The High Court has today handed down a judgment in a test case which will have profound implications for access to justice.
In a further judgment in the case of 'I.S.' Mr Justice Collins has found that the Legal Aid Agency’s current operation of the Exceptional Case Funding (ECF) scheme is unlawful.
ECF was established to act as a 'safety net' to mitigate the significant cuts to legal aid otherwise contained in the Legal Aid, Sentencing and Punishment of Offenders Act 2012 (LASPO). It was meant to protect those whose fundamental rights would be breached in the absence of legal assistance. The scheme is administered by the Legal Aid Agency (LAA), an executive agency of the Ministry of Justice.
The case was brought by the Official Solicitor of England and Wales on behalf of a claimant known as 'I.S.' I.S. is blind, has profound cognitive impairments, lacks litigation capacity and is unable to care for himself. I.S., like many others, had been refused ECF.
An earlier judgment had already established that I.S. was properly entitled to ECF and that the restrictive ECF guidance published by the then Lord Chancellor was incorrect and unlawful. The Official Solicitor then pursued a wider public interest claim out of general concern for other vulnerable litigants.

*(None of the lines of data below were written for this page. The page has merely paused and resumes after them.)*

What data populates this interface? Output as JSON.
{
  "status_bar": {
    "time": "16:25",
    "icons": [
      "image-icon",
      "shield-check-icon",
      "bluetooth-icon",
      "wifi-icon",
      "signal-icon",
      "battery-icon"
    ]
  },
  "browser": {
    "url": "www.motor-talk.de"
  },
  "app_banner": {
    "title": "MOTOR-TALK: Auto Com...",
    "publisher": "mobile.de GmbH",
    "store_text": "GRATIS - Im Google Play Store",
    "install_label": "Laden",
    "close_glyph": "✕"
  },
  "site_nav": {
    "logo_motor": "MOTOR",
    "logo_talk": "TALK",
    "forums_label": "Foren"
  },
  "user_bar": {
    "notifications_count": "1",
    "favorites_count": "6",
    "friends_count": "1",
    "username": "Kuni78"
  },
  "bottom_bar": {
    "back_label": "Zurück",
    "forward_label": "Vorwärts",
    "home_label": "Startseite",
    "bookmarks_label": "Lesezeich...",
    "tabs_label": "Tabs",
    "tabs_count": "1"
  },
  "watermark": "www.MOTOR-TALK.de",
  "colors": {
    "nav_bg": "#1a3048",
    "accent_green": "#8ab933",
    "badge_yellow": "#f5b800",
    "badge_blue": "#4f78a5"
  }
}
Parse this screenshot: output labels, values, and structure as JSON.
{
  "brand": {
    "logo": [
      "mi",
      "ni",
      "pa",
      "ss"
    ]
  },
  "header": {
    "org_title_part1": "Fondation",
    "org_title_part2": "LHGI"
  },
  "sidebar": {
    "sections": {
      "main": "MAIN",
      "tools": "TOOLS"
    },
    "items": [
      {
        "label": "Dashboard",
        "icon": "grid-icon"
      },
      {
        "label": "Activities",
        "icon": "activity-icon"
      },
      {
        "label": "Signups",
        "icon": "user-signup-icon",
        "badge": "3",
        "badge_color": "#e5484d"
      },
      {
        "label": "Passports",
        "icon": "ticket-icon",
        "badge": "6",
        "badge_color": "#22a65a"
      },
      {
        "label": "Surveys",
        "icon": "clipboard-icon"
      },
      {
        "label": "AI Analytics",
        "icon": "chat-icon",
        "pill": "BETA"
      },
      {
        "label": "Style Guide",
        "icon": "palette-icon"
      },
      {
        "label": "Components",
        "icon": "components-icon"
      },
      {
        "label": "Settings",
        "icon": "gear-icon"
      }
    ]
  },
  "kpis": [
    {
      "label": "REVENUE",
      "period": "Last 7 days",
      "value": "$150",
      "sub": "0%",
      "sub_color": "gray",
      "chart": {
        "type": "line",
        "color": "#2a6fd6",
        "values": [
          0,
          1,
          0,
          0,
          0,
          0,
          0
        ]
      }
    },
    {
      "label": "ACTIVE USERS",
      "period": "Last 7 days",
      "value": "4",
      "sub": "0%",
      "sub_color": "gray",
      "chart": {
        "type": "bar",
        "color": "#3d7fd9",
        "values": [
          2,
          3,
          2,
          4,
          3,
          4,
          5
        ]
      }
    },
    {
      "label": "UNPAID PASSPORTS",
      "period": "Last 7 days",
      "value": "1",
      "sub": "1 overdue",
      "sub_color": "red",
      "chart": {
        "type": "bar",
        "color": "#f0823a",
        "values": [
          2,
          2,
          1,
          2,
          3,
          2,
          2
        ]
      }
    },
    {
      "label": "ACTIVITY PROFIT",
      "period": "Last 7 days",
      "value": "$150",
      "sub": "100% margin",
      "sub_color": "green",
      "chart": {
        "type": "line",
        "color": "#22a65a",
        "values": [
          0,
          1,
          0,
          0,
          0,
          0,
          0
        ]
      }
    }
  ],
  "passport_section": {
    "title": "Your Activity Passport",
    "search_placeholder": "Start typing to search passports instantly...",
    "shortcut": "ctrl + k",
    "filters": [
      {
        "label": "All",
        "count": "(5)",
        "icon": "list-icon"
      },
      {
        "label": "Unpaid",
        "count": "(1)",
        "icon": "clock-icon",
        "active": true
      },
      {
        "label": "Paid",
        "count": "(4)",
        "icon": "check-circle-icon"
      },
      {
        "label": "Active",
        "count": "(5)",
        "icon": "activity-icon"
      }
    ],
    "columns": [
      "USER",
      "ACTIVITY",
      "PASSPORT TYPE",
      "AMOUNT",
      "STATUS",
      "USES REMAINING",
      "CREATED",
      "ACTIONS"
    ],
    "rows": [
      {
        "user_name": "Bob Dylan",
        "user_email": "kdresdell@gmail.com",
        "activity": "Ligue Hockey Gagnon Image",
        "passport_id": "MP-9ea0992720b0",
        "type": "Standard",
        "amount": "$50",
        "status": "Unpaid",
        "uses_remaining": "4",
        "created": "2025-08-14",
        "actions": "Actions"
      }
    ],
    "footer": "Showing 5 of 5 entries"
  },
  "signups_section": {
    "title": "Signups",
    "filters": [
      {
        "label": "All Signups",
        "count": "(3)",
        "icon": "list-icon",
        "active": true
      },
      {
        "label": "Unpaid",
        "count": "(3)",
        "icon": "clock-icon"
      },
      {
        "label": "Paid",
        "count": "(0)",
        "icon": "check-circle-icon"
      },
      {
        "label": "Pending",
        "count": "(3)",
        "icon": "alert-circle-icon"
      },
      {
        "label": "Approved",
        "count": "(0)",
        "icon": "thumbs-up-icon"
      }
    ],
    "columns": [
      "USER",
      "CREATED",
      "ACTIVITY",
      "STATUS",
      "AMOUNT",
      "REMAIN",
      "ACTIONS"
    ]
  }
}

In hearing this further challenge the Court weighed considerable evidence as to the current operation of the ECF scheme. It found that it is deficient in various respects, including the complexity of the application procedure and the nature of LAA decision-making, and that it is failing to provide the safety net that was promised by Ministers. Mr Justice Collins made it clear that there will need to be significant changes to the operation of the scheme .
The Claimant was represented by the Public Law Project (PLP), and Richard Hermer QC, Phillippa Kaufmann QC, Chris Buttler and Ben Silverstone of Matrix Chambers.
Jo Hickman, Director at PLP said:
'PLP has long been concerned about the practical operation of the ECF scheme.This welcome judgment will help to protect the interests of the many children, patients, and other vulnerable adults who would otherwise be unable to achieve justice.'The full judgment is here.